• [Exercise data]:
--- --- ---
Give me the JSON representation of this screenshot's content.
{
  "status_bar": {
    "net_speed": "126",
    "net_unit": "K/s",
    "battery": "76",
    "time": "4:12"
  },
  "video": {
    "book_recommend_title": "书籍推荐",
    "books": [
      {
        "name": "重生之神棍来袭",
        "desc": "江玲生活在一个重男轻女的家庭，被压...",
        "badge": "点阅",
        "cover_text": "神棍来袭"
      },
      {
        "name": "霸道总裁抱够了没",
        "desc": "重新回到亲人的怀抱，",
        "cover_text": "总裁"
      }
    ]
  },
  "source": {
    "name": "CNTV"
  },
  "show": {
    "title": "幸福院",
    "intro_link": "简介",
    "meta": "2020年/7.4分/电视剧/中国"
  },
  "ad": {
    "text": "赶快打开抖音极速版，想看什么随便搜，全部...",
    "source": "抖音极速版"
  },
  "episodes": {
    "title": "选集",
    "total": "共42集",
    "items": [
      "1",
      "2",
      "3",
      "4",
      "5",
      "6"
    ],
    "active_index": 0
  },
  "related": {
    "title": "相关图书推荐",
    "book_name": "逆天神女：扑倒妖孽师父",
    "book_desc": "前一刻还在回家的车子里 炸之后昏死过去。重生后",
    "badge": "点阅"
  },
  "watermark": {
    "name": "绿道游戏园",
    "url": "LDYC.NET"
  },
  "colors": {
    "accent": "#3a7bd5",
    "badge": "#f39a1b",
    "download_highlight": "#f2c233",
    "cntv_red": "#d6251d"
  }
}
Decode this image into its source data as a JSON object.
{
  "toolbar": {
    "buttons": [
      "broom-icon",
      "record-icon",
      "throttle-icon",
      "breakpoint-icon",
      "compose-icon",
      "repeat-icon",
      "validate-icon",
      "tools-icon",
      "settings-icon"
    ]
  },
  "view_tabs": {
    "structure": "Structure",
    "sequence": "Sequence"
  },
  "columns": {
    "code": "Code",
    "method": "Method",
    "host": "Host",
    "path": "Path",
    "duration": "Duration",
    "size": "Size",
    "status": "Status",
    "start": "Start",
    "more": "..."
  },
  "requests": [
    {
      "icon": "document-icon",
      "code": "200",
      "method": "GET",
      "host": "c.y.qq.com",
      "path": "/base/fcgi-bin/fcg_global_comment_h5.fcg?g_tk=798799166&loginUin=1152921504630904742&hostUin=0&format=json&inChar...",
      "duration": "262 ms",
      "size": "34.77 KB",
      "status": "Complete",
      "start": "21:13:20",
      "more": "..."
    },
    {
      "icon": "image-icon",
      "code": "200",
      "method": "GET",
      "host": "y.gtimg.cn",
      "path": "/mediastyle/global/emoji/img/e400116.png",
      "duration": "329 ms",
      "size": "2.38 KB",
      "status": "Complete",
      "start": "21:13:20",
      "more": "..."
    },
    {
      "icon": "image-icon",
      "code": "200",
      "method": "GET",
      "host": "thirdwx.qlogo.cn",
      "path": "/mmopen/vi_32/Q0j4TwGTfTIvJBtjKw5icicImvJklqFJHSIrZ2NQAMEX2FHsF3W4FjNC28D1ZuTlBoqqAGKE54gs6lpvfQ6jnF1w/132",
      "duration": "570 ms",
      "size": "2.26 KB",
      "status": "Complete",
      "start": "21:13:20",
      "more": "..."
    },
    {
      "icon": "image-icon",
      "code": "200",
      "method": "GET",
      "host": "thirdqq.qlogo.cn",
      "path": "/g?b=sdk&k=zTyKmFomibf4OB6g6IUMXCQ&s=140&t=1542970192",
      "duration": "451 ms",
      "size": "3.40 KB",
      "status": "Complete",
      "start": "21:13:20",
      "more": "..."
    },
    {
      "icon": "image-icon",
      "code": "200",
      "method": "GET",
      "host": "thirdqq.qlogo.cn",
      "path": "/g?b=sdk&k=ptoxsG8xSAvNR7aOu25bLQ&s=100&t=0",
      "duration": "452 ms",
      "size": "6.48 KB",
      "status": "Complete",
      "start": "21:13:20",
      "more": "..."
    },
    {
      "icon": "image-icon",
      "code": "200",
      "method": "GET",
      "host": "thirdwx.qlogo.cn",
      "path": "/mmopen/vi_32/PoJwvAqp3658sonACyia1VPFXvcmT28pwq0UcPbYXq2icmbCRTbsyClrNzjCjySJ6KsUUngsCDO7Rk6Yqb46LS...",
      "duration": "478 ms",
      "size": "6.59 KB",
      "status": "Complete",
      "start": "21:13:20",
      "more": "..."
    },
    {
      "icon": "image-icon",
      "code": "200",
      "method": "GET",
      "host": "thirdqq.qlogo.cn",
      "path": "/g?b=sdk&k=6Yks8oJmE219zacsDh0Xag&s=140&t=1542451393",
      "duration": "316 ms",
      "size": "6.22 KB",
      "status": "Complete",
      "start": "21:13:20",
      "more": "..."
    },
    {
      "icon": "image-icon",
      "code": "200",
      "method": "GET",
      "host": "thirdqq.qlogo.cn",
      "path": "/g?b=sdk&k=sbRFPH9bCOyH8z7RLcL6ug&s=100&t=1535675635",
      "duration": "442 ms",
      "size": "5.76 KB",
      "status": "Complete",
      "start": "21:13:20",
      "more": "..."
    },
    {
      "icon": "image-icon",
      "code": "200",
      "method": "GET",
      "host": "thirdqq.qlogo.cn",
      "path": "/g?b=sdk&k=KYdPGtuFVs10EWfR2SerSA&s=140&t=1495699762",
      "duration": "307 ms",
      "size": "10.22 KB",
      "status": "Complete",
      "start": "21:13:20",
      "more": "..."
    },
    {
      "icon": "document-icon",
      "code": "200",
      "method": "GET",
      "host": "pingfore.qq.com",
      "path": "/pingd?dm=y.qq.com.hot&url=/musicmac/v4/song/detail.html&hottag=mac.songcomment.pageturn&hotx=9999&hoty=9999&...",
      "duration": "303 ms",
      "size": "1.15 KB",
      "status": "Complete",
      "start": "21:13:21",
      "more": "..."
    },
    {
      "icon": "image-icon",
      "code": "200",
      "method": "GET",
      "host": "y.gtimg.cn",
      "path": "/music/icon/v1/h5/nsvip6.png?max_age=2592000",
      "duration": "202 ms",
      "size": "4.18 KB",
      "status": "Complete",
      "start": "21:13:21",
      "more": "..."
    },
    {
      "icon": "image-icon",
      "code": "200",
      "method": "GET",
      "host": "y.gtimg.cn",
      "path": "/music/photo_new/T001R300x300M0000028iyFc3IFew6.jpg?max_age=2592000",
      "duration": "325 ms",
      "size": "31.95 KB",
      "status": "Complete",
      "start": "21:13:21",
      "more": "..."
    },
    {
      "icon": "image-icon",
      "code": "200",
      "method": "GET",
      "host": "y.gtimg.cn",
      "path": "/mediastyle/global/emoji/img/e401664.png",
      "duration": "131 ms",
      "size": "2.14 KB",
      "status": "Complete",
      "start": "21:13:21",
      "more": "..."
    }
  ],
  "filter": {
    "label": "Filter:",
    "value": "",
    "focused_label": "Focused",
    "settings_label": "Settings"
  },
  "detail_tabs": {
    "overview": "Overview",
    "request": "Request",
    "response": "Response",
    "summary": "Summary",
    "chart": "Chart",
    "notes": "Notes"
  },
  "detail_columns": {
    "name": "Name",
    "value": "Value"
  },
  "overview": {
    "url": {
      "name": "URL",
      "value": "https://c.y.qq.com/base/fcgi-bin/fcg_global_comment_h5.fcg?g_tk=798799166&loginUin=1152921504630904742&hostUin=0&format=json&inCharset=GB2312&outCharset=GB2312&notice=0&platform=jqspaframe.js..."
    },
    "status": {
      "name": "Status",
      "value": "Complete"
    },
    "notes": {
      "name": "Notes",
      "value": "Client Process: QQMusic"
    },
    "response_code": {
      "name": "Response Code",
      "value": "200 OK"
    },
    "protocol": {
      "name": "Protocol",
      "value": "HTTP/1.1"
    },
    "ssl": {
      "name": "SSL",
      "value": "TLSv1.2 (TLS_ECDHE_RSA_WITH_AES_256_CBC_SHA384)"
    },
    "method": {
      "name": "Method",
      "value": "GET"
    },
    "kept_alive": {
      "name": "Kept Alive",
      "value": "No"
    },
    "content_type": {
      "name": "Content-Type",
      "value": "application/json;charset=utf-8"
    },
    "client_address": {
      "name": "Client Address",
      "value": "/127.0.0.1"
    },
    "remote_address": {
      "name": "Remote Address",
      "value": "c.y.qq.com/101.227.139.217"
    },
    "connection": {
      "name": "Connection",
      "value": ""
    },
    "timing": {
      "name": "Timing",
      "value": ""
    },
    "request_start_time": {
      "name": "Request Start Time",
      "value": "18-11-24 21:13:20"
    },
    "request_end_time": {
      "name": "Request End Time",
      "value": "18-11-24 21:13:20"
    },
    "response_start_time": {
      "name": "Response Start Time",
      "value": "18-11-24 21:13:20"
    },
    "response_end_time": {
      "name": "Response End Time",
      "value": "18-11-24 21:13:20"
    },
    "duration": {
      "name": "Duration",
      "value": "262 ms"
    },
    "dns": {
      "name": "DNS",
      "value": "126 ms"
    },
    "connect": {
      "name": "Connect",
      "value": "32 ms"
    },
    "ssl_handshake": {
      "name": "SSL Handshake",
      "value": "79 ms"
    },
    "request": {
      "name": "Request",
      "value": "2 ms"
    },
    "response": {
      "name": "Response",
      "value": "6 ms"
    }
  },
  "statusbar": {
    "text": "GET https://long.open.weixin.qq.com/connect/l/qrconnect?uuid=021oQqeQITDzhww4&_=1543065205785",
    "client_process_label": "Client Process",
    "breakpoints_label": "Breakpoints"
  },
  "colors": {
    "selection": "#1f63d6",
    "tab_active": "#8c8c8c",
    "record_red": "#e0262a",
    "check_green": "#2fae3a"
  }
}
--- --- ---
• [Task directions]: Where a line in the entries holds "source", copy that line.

• [Response below]:
  "source": {
    "source": "抖音极速版"
Decode this image into its source data as a JSON object.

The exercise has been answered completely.